Jacob Rhodebeck

Undergraduate Discipline

Music

BM, University of Cincinnati, College–Conservatory of Music. MM, DMA, Stony Brook University. Pianist known for his tremendous command of the instrument and his enthusiasm for performing new and little-known music, Rhodebeck’s performance of Michael Hersch’s three-hour solo piano work, The Vanishing Pavilions, was described as “astounding” by David Patrick Stearns in The Philadelphia Inquirer and “a searing performance” in The New York Times. Prior to attending college, Rhodebeck studied piano with Christopher Durrenberger at Wittenberg University. At the University of Cincinnati, College-Conservatory of Music (CCM), he studied with Elizabeth Pridonoff and performed five solo recital programs featuring contemporary works, as well as a recital comprised entirely of works commissioned from student composers. And at Stony Brook University, he continued his studies with Gilbert Kalish, earning master's and doctorate degrees. Rhodebeck has given performances, lectures, and master classes at many universities, including Hamilton College, Vanderbilt University, and the Peabody Institute at Johns Hopkins University. He can also be heard on numerous recordings, including Lost Dog’s Chamber Music of Philippe Bodin and Christopher Bailey's album of piano works, Glimmering Webs. Currently, in addition to being the pianist for the Lost Dog New Music Ensemble, he is the choral accompanist at the Riverdale Country School. SLC, 2017–
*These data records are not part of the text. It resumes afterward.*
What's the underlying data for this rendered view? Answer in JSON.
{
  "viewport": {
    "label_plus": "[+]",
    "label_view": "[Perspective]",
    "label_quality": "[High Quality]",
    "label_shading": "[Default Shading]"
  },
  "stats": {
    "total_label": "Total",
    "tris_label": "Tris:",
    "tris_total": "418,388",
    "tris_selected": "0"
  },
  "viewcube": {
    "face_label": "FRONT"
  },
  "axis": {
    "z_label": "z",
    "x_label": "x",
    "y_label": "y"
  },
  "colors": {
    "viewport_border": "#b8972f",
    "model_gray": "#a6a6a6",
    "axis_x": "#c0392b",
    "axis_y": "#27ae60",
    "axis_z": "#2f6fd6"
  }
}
Undergraduate Courses 2018-2019

Music

Hearing and Singing

Component

All incoming students will take a diagnostic test to determine placement. This class fulfills the performance component of the music program for those beginning students who are not ready to participate in other ensembles.

This class focuses on developing fluency with the rudiments of music and is the required aural corollary to Theory I: Materials of Music. As students begin to explore the fundamental concepts of written theory—reading notes on the staff, interpreting rhythm—Hearing and Singing works to translate these sights into sounds. The use of solfège helps in this process, as ear, mind, and voice begin to understand the relationship between the pitches of the scale. Rhythm drills help solidify a sense of rhythm and a familiarity with rhythm patterns. In-class chorale singing supports this process.

Faculty